What’s happening with cost-sharing subsidies? These subsidies are different from the tax subsidies designed to help ACA consumers pay premiums. Instead, cost-sharing subsidies help low- and middle-income consumers pay deductibles, co-pays, co-insurance and other out-of-pocket costs. About 58 percent of people who signed up for ACA coverage in 2017, or 7.1 million people, receive cost-sharing subsidies, according to the Kaiser Family Foundation.
Republicans have long been against these subsidies and are challenging them in court, saying Congress never legally appropriated the money for them. According to the Congressional Budget Office, they’ll cost the federal government $10 billion in 2018. House Speaker Paul Ryan said before this week’s negotiations aimed at reviving the House bill that the government will continue pursuing the lawsuit. But he said he expects the subsidies will remain until the case is decided.
Insurers are watching closely to determine their premium increases. Kaiser Family Foundation predicts that premiums for the average silver benchmark plan in the exchanges would need to increase 19 percent to make up for the loss of cost-sharing funding. Bottom line: If these subsidies go, consumers will pay premiums that will likely rise much higher than Dillon’s 10 percent estimate.
How many insurers will stay in the game? The exchanges have been plagued with news of insurers pulling out of the ACA because they can’t make a profit in the business. As a result, only one insurer is offering coverage in 32 percent of the counties in the U.S., according to Kaiser Family Foundation. In Alabama, Alaska, Oklahoma, South Carolina and Wyoming, only one exchange insurer remains in the entire state.
Last month, a Wall Street analyst report indicated that Anthem (ANTM), which operates in 14 states under the Blue Cross Blue Shield brand, is considering pulling out of a substantial amount of its exchange business. The Blues had been a major player on the exchanges and are often the only choice left in many areas.

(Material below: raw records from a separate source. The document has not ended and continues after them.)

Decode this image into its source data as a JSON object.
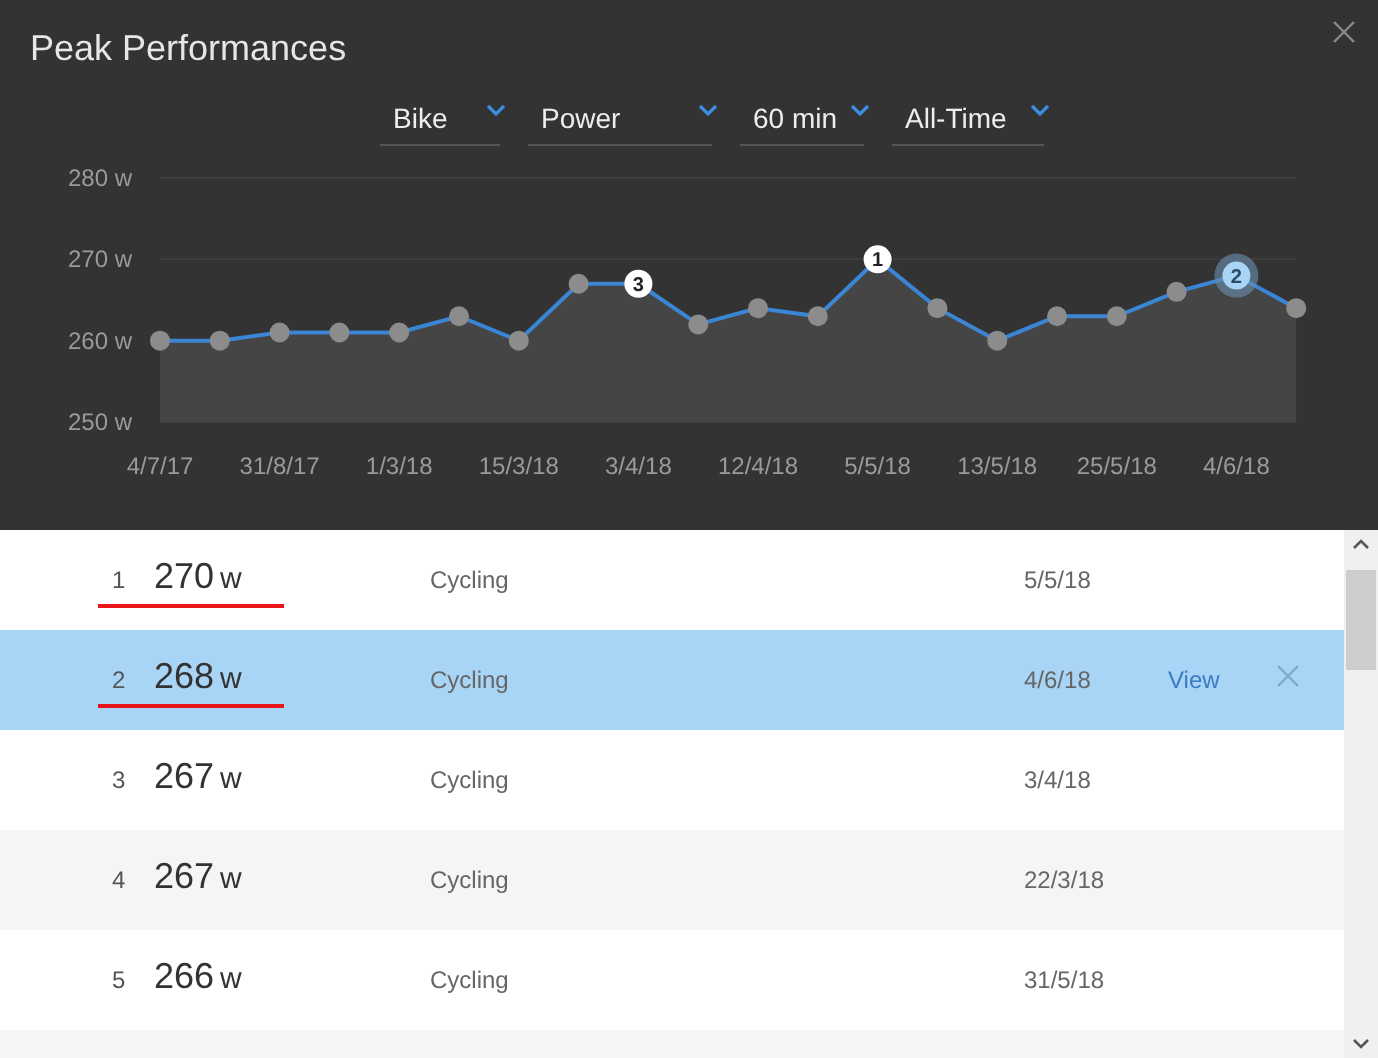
{
  "window": {
    "title": "Peak Performances"
  },
  "filters": [
    {
      "label": "Bike"
    },
    {
      "label": "Power"
    },
    {
      "label": "60 min"
    },
    {
      "label": "All-Time"
    }
  ],
  "chart_data": {
    "type": "area",
    "categories": [
      "4/7/17",
      null,
      "31/8/17",
      null,
      "1/3/18",
      null,
      "15/3/18",
      null,
      "3/4/18",
      null,
      "12/4/18",
      null,
      "5/5/18",
      null,
      "13/5/18",
      null,
      "25/5/18",
      null,
      "4/6/18",
      null
    ],
    "series": [
      {
        "color": "#3a86d4",
        "values": [
          260,
          260,
          261,
          261,
          261,
          263,
          260,
          267,
          267,
          262,
          264,
          263,
          270,
          264,
          260,
          263,
          263,
          266,
          268,
          264
        ]
      }
    ],
    "ylim": [
      250,
      280
    ],
    "yticks": [
      {
        "value": 250,
        "label": "250 w"
      },
      {
        "value": 260,
        "label": "260 w"
      },
      {
        "value": 270,
        "label": "270 w"
      },
      {
        "value": 280,
        "label": "280 w"
      }
    ],
    "annotations": [
      {
        "x": "3/4/18",
        "y": 267,
        "text": "3"
      },
      {
        "x": "5/5/18",
        "y": 270,
        "text": "1"
      },
      {
        "x": "4/6/18",
        "y": 268,
        "text": "2"
      }
    ]
  },
  "chart_markers": [
    {
      "selected": false
    },
    {
      "selected": false
    },
    {
      "selected": true
    }
  ],
  "rows": [
    {
      "rank": "1",
      "value": "270",
      "unit": "w",
      "sport": "Cycling",
      "date": "5/5/18",
      "selected": false,
      "underlined": true
    },
    {
      "rank": "2",
      "value": "268",
      "unit": "w",
      "sport": "Cycling",
      "date": "4/6/18",
      "selected": true,
      "underlined": true,
      "action": "View"
    },
    {
      "rank": "3",
      "value": "267",
      "unit": "w",
      "sport": "Cycling",
      "date": "3/4/18",
      "selected": false,
      "underlined": false
    },
    {
      "rank": "4",
      "value": "267",
      "unit": "w",
      "sport": "Cycling",
      "date": "22/3/18",
      "selected": false,
      "underlined": false
    },
    {
      "rank": "5",
      "value": "266",
      "unit": "w",
      "sport": "Cycling",
      "date": "31/5/18",
      "selected": false,
      "underlined": false
    }
  ]
}
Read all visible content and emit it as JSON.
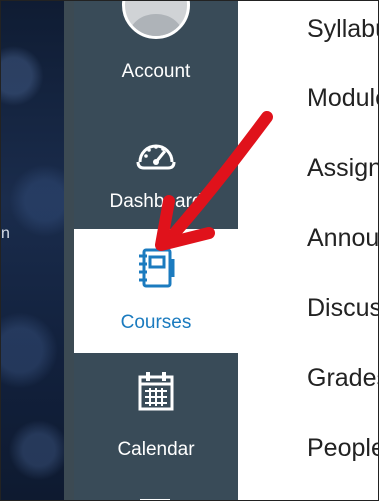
{
  "background": {
    "partial_text": "n"
  },
  "global_nav": {
    "account": {
      "label": "Account",
      "icon": "avatar-icon"
    },
    "dashboard": {
      "label": "Dashboard",
      "icon": "dashboard-gauge-icon"
    },
    "courses": {
      "label": "Courses",
      "icon": "notebook-icon",
      "selected": true
    },
    "calendar": {
      "label": "Calendar",
      "icon": "calendar-icon"
    },
    "next": {
      "icon": "inbox-icon"
    }
  },
  "course_nav": {
    "items": [
      {
        "label": "Syllabus"
      },
      {
        "label": "Modules"
      },
      {
        "label": "Assignments"
      },
      {
        "label": "Announcements"
      },
      {
        "label": "Discussions"
      },
      {
        "label": "Grades"
      },
      {
        "label": "People"
      }
    ]
  },
  "colors": {
    "nav_bg": "#394b58",
    "selected_bg": "#ffffff",
    "selected_text": "#1b7bbf",
    "annotation_arrow": "#e0121b"
  }
}
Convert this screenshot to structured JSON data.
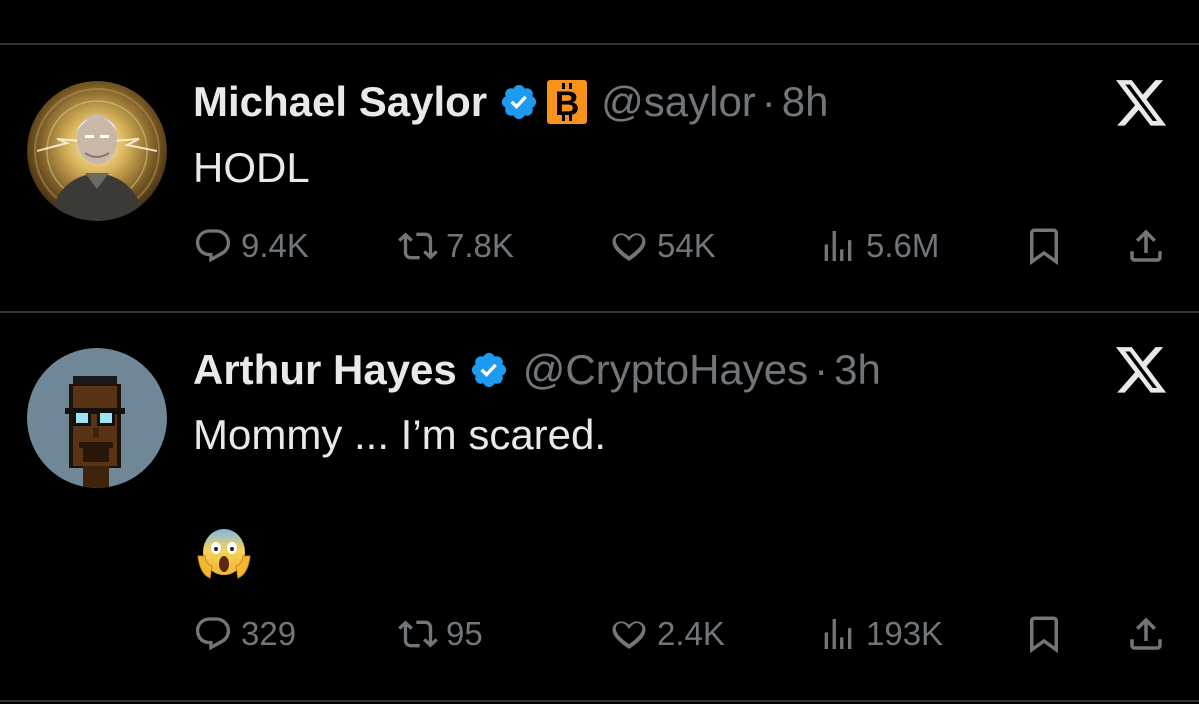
{
  "tweets": [
    {
      "name": "Michael Saylor",
      "handle": "@saylor",
      "separator": "·",
      "time": "8h",
      "text": "HODL",
      "verified": true,
      "bitcoin_badge": true,
      "avatar": "portrait-with-glowing-aura",
      "stats": {
        "replies": "9.4K",
        "reposts": "7.8K",
        "likes": "54K",
        "views": "5.6M"
      }
    },
    {
      "name": "Arthur Hayes",
      "handle": "@CryptoHayes",
      "separator": "·",
      "time": "3h",
      "text": "Mommy ... I’m scared.",
      "emoji": "😱",
      "verified": true,
      "bitcoin_badge": false,
      "avatar": "pixel-art-punk",
      "stats": {
        "replies": "329",
        "reposts": "95",
        "likes": "2.4K",
        "views": "193K"
      }
    }
  ],
  "icons": {
    "reply": "speech-bubble-icon",
    "repost": "repost-arrows-icon",
    "like": "heart-icon",
    "views": "bar-chart-icon",
    "bookmark": "bookmark-icon",
    "share": "share-upload-icon",
    "platform": "x-logo-icon"
  },
  "colors": {
    "background": "#000000",
    "text": "#e7e9ea",
    "muted": "#71767b",
    "divider": "#2f3336",
    "verified": "#1d9bf0",
    "bitcoin": "#f7931a"
  }
}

On Thursday, Aetna (AET) said it would leave Iowa’s exchange. Earlier in the week, Wellmark said it would pull out of Iowa as well. Last year, Aetna drastically reduced its presence on the exchanges. Fewer insurers, and thus fewer choices for consumers, is one of the major criticisms of the exchanges from Republicans.
What will coverage look like? This week’s talks among warring Republicans may lead to some compromises that would seriously erode the coverage required under the ACA. At the same time, the administration has made it clear that Health and Human Services Secretary Tom Price will do all in his power to change the regulations associated with Obamacare.

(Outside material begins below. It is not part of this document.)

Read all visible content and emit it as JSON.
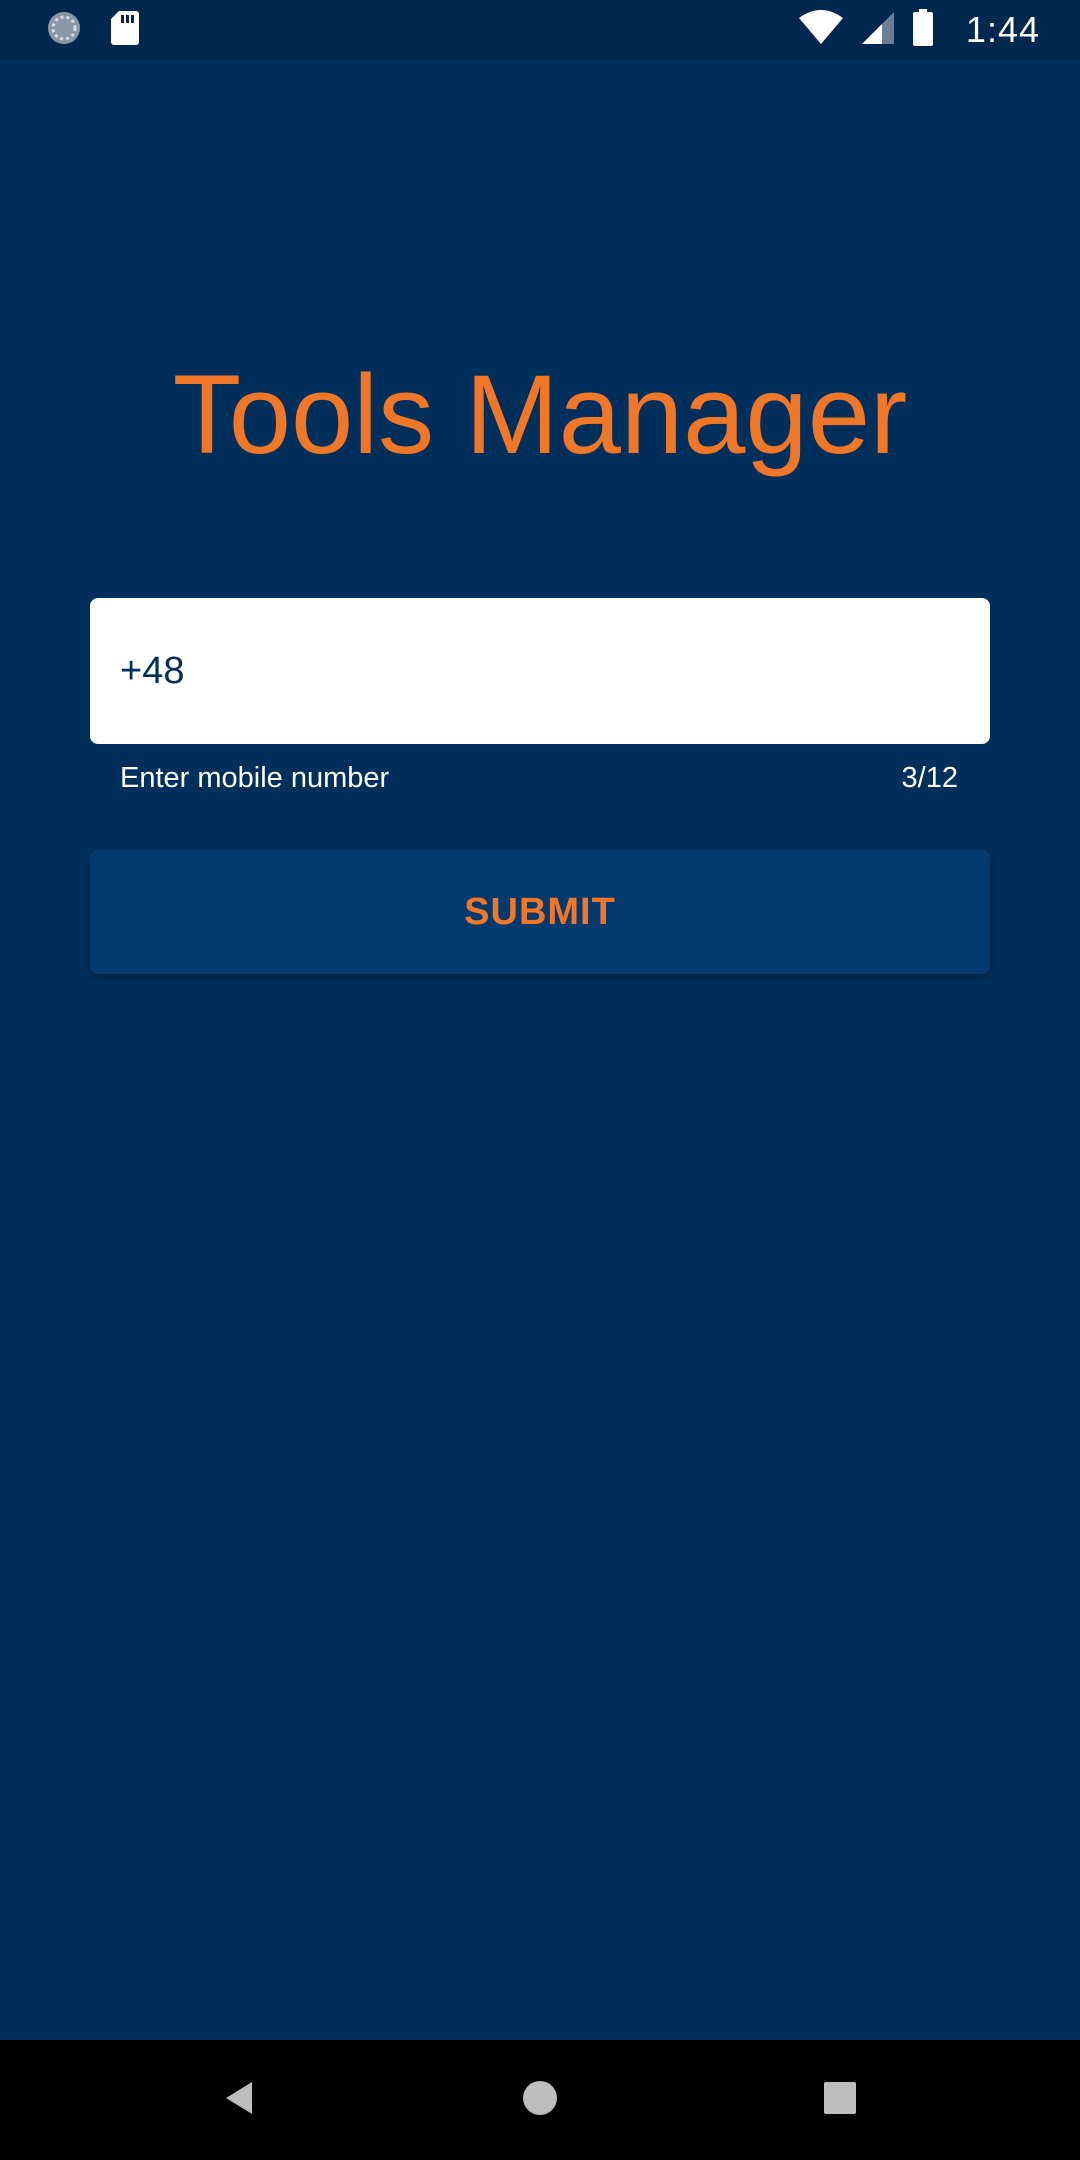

In February, the administration proposed a rule that would allow exchange plans to charge more out-of-pocket costs than currently required. In addition, conservative Republicans have made it clear they would like to end ACA rules that govern what benefits must be covered and that insurers must charge people with preexisting conditions the same premiums as healthy people.
Along those lines, Republicans announced on Thursday a new provision to their bill that would establish a Federal Invisible Risk Sharing Program to reimburse insurers for patients with certain health conditions who incur high-cost claims and other items. In general, states would decide how to use these funds.
But experts worry that the provision will do little to stabilize the insurance market and may leave some consumers in the cold because it would only cover people with certain conditions, such as cancer, and may not help people who suffer from, say, a major accident, according to the Center on Budget and Policy Priorities.
Representatives left for the Easter break on Thursday without a vote on the new proposal and other health law tweaks. That means consumers looking to stick with the exchanges next year will have to stay alert and take a wait-and-see approach.